[Start of section]

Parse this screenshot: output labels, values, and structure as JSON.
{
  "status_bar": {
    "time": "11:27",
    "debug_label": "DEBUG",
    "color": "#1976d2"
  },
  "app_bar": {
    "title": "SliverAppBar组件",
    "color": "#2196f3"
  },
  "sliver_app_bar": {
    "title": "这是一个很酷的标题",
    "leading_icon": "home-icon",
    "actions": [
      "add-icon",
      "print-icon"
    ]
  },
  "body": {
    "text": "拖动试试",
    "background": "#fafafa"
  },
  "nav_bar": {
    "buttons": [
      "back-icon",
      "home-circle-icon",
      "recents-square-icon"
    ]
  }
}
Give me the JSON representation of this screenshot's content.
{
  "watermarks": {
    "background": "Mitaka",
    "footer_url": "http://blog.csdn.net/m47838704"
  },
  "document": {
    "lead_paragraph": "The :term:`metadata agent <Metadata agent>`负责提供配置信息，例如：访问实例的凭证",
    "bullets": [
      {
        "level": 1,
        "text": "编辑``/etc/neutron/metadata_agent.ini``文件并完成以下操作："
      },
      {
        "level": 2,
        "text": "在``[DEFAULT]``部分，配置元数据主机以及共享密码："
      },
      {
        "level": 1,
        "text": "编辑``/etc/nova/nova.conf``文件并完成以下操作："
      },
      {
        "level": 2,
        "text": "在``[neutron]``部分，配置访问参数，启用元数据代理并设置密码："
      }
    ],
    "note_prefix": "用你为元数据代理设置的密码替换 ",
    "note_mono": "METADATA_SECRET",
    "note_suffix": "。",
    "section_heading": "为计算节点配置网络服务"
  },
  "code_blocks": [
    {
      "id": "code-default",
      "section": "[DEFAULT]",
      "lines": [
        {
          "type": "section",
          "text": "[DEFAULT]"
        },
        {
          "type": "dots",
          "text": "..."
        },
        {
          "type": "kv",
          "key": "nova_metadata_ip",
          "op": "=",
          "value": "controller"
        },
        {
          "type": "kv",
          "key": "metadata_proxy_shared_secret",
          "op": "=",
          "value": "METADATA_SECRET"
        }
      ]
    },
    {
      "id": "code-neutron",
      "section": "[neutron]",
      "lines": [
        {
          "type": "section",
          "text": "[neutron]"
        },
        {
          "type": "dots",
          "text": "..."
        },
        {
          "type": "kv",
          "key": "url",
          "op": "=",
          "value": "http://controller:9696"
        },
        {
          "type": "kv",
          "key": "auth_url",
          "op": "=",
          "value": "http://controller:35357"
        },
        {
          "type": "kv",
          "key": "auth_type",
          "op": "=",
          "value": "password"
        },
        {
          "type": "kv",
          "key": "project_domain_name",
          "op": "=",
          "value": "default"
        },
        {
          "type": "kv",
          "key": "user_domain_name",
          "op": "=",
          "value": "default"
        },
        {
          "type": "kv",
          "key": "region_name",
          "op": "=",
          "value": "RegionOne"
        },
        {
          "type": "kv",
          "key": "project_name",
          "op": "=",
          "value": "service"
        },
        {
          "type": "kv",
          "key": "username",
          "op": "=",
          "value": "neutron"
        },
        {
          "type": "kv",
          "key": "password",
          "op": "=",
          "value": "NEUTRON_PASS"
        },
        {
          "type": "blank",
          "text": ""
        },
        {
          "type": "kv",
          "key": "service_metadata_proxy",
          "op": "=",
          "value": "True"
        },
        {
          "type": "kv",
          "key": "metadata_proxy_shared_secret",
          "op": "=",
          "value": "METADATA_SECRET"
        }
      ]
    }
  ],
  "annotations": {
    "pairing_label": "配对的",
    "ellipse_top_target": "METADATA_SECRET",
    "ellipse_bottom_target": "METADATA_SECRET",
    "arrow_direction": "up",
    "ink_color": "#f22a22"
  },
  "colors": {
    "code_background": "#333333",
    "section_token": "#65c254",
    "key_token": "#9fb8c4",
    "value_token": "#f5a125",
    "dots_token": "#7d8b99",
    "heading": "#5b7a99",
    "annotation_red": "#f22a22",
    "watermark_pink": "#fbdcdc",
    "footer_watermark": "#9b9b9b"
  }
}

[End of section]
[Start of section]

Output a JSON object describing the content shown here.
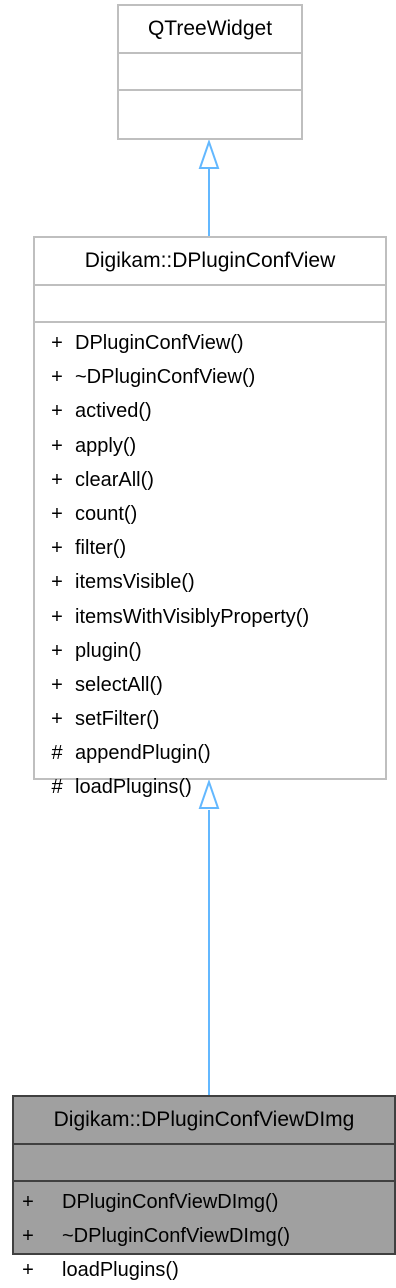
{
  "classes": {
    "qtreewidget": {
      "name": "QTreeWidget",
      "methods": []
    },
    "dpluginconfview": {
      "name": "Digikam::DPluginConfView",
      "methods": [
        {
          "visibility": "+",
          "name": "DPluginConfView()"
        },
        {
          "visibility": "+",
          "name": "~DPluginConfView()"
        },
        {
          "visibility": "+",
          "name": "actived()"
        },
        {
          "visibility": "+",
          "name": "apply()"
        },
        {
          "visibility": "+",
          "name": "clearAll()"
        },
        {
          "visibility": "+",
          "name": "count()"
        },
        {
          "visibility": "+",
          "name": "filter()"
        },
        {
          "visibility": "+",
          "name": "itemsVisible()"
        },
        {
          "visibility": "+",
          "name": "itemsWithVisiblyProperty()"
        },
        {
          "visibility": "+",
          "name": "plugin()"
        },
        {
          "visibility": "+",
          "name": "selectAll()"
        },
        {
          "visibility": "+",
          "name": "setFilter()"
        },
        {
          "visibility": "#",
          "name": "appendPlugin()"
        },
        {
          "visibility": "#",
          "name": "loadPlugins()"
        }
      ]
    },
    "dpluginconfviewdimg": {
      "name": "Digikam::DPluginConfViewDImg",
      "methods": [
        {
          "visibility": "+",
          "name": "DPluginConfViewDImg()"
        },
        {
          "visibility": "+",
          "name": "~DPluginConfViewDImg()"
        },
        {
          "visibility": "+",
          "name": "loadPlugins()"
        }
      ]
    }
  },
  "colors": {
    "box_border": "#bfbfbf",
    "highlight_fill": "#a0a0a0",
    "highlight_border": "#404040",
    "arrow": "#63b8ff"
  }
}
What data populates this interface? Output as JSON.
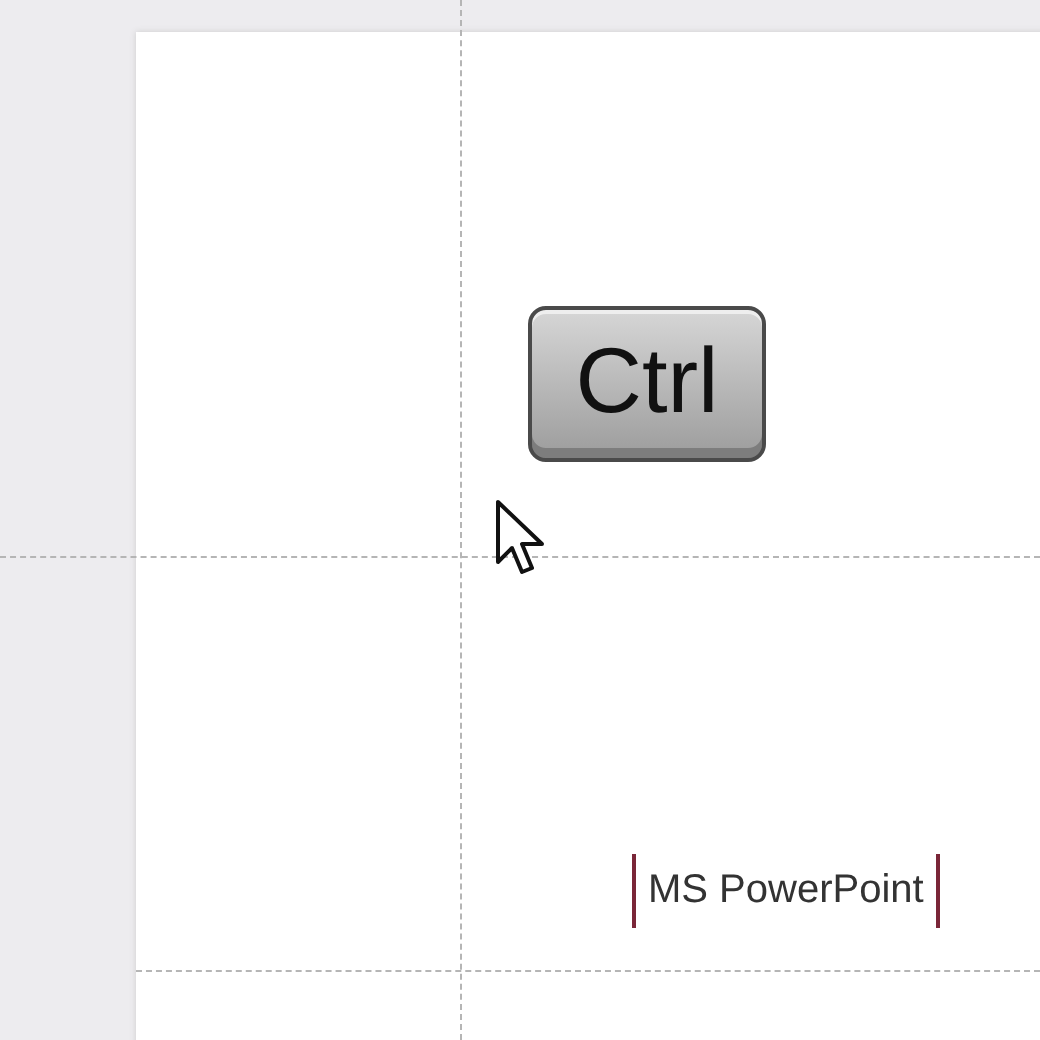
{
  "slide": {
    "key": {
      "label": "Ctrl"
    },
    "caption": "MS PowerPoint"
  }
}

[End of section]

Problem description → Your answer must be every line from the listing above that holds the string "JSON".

Task response →
Parse this screenshot: output labels, values, and structure as JSON.
Give me the JSON representation of this screenshot's content.
Output a JSON object describing the content shown here.
What data populates this interface? Output as JSON.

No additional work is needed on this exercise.